— Exercise description —
Lift out all lines below that contain "AjaxServlet".

— Data to process —

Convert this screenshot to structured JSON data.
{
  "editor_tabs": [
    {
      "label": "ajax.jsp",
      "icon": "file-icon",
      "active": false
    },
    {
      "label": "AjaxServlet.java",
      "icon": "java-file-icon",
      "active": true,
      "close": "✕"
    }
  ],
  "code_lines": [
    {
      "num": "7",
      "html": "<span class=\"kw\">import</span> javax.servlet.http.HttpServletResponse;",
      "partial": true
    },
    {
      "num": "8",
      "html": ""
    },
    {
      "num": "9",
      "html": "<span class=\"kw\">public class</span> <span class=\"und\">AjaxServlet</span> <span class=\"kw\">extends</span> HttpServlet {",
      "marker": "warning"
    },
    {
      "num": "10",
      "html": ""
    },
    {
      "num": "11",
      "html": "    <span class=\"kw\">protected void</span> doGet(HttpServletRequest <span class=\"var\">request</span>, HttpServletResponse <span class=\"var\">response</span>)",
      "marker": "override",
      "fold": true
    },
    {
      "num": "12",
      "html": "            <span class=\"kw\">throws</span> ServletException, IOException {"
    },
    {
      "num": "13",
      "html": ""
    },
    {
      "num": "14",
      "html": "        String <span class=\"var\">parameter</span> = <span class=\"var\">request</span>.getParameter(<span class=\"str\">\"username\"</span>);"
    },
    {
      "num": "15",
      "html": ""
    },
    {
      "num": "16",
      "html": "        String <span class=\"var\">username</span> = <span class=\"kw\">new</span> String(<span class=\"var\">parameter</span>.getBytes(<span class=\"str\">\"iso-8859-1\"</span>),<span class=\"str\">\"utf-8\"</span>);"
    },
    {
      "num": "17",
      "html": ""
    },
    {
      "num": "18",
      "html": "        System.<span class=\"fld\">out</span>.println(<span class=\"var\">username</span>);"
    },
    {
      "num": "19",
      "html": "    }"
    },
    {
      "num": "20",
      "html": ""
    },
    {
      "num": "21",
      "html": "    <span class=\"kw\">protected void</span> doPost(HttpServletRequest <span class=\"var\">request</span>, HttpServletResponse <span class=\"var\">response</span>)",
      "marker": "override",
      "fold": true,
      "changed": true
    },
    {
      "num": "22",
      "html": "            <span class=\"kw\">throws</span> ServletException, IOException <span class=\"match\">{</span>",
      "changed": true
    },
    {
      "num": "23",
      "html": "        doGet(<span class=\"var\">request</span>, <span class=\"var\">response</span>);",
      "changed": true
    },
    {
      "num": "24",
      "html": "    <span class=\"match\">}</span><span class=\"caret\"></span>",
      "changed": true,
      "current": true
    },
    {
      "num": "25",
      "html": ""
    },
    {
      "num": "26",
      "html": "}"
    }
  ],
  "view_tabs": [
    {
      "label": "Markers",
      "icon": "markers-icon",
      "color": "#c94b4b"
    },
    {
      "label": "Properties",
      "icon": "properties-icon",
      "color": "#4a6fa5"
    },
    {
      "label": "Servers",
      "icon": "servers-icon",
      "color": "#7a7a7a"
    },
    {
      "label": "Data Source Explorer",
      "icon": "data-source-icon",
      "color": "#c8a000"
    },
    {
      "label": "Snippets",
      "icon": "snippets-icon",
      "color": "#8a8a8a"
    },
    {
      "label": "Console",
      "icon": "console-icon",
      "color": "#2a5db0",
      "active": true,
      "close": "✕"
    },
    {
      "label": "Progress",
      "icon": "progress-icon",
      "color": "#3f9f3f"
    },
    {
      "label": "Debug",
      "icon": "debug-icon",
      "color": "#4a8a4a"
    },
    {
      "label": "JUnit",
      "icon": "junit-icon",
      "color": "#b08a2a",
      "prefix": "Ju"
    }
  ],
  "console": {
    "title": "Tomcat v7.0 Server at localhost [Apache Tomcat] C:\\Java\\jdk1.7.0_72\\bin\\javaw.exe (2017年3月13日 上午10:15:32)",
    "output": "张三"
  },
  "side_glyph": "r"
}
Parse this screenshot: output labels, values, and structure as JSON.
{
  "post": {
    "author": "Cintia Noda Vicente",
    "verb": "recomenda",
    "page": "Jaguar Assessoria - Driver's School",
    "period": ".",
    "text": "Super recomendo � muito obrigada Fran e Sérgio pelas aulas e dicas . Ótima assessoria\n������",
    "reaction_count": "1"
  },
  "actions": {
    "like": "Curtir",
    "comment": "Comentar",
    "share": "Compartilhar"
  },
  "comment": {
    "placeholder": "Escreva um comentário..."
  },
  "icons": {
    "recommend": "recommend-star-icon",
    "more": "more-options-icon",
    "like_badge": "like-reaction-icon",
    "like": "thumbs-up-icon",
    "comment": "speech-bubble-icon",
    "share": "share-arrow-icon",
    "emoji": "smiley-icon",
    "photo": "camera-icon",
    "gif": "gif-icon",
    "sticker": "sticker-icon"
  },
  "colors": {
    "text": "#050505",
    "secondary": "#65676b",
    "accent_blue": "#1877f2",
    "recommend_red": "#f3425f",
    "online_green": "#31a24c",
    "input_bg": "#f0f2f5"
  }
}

— Answer section —
      "label": "AjaxServlet.java",
      "html": "<span class=\"kw\">public class</span> <span class=\"und\">AjaxServlet</span> <span class=\"kw\">extends</span> HttpServlet {",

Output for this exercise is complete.